When you are leasing a commercial property, whether it's a living space for a family or a massive warehouse for a business, you need to make sure your relationship with your tenants is as strong as possible. The best way to do that is to get the relationship off on the right foot by fully preparing the property for a new tenant's move-in date. The more you can do to make sure your site is fully set up, the better off all involved are likely to be for the life of the arrangement.
Those steps include the following considerations:
In certain situations, you may need to make alterations — potentially significant ones, in some cases — before the property is move-in ready for a particular tenant. Commercial Real Estate Training recommended making sure all involved understand what those changes will cost and who is responsible for paying for them, so that there's no confusion and the work can be completed.
In other cases, usually for business-focused properties, you may just have to make a few minor changes to the floor plan so the space meets your tenants' needs. Working together on what that new layout should look like will help ensure a smooth start.
As with anything else in property management, it's important for both parties to give the entire space a thorough going-over so that issues can be flagged and the general state of the building or unit is an area of agreement, according to Top Property Management Resources. You don't want to start off with your perception of the property being quite different from what your tenant believes.
When you're performing your inspections, it's also important to make sure that all safety measures are in good working order: fire alarms, sprinkler systems, carbon monoxide detectors and so on. It's also critical to check if all wall outlets are in working order. That way, you're reducing a lot of risk at the same time as you are ensuring peak functionality for your new tenant.

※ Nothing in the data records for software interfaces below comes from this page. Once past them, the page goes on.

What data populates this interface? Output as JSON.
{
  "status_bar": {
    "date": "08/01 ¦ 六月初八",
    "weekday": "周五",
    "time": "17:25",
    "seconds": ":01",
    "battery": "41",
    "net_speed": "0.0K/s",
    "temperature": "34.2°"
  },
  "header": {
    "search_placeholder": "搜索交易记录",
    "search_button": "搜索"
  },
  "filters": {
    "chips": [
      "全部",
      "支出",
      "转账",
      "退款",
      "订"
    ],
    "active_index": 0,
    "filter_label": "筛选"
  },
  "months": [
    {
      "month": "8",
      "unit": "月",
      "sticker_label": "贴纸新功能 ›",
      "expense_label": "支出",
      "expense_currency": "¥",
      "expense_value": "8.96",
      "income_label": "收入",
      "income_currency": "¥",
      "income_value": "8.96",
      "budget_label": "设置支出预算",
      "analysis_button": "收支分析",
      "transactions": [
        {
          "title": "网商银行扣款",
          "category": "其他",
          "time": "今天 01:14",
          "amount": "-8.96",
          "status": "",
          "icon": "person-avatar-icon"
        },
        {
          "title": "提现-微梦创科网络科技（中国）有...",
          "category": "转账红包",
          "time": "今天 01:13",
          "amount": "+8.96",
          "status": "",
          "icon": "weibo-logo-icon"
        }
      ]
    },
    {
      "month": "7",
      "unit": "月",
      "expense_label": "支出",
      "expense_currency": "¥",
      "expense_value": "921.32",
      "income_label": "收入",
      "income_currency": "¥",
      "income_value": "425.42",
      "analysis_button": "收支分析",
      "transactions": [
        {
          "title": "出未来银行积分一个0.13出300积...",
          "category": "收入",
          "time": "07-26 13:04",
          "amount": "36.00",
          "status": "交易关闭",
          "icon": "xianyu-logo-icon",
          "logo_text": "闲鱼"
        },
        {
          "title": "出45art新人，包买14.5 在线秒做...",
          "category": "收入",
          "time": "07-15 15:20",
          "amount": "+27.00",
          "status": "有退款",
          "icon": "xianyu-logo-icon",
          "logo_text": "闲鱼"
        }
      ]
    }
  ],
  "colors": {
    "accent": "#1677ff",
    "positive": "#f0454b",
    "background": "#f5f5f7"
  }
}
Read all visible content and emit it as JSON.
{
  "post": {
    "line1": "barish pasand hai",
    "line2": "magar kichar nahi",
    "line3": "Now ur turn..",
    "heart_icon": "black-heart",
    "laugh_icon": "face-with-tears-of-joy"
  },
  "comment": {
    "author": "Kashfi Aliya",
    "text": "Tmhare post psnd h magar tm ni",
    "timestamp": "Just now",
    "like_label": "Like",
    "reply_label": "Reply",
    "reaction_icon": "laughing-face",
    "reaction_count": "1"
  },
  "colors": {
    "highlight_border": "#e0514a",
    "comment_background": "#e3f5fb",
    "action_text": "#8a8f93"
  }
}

Your lease agreement is no doubt thorough and clearly delineates what you are responsible for throughout the contract's term. However, it may also include certain issues you need to take care of before the lease officially starts. Just put together a checklist and go through it point by point to make sure you hold up your end of the bargain.
When you identify potential issues with the building, it's important to repair them as soon as possible, The Balance Small Business says. However, you would also be wise to hire experts to tune up or otherwise maintain whatever equipment you have on site so that you know it will not only work well immediately, but continue to function for a while to come.
Finally, depending on the kind of property you are leasing out, there may be requirements from local, state or federal government agencies that you have to comply with. Now is the time to make sure that is taken care of.
Whenever you're thinking of buying or selling a commercial property, it's vital to have an expert by your side every step of the way. At Ray White Surfers Paradise, we can give you he guidance you need throughout the sales process, whether you're a buyer or seller, and help you find the best possible outcome. Get in touch with us today to learn more about how we can help.